[Website and app data records]

----

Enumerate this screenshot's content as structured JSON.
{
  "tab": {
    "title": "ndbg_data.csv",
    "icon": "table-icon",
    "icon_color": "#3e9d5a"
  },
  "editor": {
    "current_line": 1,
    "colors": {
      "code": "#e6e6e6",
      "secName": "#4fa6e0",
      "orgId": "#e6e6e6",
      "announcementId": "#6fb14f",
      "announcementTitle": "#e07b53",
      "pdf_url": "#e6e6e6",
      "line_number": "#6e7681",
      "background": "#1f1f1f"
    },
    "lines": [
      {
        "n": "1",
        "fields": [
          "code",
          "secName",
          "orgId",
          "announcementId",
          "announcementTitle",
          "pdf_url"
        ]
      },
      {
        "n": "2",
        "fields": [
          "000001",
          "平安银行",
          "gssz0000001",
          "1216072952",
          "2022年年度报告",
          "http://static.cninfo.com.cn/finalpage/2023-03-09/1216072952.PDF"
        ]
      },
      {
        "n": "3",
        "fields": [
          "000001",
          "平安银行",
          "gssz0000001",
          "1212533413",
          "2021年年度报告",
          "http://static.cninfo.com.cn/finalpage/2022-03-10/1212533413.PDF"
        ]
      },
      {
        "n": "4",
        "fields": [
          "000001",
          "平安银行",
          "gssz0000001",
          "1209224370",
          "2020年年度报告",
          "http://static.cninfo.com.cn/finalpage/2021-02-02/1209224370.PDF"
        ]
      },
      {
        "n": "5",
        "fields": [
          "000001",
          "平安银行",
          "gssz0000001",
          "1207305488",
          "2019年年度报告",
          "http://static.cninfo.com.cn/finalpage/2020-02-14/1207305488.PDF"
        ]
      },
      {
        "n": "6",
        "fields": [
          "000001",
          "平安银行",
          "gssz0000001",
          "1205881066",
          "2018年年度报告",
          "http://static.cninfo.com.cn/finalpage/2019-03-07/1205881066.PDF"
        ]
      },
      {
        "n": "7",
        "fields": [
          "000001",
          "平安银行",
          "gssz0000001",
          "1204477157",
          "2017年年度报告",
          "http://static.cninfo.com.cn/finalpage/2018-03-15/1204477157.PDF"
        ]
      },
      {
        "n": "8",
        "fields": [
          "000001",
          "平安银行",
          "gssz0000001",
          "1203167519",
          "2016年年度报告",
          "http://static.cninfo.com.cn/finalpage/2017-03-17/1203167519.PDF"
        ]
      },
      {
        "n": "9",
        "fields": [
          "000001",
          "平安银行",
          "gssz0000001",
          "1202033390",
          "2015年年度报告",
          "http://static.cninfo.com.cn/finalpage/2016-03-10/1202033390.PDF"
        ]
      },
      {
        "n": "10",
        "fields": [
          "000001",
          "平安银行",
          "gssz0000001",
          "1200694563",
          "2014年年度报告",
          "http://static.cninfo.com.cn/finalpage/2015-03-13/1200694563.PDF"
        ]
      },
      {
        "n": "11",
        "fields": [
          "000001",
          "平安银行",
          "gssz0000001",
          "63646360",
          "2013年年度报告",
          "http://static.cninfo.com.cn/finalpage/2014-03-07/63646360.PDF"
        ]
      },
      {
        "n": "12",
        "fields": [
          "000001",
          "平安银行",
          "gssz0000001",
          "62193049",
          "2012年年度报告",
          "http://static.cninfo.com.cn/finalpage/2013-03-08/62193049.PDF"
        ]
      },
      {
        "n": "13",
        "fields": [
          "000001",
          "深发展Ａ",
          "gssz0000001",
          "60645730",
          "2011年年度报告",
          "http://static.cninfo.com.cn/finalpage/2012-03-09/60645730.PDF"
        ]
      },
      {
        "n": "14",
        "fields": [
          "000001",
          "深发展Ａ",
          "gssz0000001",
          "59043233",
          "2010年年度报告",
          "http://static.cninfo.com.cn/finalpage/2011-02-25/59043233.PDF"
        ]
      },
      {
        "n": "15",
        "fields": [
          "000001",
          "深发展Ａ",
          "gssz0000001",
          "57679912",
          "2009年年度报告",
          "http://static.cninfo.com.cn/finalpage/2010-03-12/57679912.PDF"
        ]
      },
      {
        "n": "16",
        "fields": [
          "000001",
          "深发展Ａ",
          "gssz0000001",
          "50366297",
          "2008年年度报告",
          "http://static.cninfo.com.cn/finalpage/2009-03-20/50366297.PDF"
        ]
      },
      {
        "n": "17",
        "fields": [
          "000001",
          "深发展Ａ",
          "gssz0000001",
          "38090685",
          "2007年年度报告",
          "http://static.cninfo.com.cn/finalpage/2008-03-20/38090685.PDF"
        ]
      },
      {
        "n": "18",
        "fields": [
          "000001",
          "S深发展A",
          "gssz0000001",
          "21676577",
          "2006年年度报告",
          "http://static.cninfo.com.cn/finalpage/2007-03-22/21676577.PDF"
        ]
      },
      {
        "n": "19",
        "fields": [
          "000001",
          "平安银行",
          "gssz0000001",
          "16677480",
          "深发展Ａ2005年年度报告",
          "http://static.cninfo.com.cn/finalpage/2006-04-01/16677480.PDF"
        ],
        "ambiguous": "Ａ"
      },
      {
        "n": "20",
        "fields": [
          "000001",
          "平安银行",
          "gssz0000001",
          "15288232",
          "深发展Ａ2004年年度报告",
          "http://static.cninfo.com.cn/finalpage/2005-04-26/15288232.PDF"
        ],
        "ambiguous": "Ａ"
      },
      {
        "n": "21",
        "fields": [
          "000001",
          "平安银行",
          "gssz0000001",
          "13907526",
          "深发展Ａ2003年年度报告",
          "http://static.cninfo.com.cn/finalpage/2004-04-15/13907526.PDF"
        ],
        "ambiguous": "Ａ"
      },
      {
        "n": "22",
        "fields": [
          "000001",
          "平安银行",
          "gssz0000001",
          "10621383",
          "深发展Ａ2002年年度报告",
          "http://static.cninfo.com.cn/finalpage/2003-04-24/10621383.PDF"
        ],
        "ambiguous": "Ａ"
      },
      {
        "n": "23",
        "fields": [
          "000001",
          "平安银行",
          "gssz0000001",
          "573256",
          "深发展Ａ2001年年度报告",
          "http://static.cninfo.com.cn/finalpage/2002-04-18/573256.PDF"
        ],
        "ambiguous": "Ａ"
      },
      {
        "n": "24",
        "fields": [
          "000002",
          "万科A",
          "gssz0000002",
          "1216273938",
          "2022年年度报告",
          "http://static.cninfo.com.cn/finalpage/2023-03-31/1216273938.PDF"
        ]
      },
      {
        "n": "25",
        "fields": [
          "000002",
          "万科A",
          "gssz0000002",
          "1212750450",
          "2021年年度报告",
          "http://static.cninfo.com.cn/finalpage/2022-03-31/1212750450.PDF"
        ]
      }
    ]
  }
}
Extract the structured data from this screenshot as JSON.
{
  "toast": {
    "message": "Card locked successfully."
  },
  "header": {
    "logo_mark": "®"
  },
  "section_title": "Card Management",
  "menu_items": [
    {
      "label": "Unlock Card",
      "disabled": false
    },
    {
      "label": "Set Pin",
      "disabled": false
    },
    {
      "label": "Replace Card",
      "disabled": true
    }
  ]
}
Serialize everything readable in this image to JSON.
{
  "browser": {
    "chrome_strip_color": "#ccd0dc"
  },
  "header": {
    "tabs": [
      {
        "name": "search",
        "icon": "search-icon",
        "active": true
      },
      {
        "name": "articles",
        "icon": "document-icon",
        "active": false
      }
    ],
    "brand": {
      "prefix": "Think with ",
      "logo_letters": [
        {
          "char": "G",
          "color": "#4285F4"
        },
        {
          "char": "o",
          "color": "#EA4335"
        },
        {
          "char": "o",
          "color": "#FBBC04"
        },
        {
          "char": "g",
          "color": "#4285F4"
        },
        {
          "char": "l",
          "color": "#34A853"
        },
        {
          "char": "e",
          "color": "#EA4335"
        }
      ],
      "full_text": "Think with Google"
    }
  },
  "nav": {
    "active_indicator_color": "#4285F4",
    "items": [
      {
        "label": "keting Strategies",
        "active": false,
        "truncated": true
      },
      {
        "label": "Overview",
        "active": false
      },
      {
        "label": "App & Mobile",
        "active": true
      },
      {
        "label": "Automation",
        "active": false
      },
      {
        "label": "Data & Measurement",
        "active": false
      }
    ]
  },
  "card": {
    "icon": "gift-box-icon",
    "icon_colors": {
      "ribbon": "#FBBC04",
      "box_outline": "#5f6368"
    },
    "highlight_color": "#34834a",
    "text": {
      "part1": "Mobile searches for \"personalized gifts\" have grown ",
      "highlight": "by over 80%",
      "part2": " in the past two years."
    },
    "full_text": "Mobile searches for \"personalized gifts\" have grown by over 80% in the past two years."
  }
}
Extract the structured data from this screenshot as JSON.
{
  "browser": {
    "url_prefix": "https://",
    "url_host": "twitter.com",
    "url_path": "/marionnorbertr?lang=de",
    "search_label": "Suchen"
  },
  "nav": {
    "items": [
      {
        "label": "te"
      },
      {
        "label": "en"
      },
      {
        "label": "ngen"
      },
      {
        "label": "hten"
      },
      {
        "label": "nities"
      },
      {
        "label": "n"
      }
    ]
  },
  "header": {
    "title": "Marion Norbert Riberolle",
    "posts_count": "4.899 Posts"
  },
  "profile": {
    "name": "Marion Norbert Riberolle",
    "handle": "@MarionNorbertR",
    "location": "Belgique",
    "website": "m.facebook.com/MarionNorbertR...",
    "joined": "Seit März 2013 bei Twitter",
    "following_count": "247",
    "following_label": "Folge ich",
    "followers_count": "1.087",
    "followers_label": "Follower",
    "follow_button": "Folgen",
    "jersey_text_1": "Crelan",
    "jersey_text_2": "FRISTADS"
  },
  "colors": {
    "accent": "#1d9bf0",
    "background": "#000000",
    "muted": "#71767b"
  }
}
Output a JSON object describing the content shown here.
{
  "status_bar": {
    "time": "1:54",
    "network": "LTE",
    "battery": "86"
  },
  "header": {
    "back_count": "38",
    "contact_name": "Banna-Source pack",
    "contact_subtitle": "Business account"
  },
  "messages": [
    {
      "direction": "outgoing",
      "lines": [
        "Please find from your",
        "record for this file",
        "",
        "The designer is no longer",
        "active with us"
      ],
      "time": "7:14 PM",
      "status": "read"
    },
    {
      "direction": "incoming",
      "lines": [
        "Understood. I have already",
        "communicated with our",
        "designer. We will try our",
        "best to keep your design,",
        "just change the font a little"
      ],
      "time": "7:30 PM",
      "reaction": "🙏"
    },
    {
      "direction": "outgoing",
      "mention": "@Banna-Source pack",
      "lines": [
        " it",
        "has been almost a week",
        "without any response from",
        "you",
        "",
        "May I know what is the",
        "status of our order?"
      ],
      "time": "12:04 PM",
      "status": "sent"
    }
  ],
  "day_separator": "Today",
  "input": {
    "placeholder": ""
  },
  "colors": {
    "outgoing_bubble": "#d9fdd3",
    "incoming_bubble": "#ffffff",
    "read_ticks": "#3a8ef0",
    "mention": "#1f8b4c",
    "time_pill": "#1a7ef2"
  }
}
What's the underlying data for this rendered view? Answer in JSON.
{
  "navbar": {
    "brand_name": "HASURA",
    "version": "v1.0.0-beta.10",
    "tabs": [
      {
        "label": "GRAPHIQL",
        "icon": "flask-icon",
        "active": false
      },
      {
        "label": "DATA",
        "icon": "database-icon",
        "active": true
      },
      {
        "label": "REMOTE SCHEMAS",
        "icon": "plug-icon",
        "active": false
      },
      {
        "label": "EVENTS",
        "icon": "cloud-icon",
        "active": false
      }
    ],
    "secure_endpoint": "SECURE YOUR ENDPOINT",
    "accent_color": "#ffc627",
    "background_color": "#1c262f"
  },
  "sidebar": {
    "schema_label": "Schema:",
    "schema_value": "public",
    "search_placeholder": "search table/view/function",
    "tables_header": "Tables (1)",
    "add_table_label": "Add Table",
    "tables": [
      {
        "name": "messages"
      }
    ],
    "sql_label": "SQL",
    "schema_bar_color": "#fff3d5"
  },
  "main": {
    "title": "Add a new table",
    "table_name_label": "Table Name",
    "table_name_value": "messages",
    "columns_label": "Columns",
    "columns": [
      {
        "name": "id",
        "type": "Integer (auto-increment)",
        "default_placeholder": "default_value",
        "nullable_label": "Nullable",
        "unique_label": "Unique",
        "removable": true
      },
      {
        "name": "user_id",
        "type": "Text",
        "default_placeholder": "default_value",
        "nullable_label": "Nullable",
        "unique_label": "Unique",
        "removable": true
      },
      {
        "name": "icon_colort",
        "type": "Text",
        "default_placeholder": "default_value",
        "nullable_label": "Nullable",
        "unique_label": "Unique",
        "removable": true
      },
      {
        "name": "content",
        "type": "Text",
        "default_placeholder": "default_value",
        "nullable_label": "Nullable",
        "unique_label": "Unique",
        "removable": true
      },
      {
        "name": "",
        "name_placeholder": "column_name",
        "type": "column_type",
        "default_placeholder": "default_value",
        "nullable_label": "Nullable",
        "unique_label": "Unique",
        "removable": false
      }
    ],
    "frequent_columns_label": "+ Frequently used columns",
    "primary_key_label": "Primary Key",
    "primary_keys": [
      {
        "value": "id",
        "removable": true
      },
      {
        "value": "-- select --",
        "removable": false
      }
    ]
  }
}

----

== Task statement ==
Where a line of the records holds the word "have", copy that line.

== Solution to this problem ==
      "part1": "Mobile searches for \"personalized gifts\" have grown ",
    "full_text": "Mobile searches for \"personalized gifts\" have grown by over 80% in the past two years."
        "Understood. I have already",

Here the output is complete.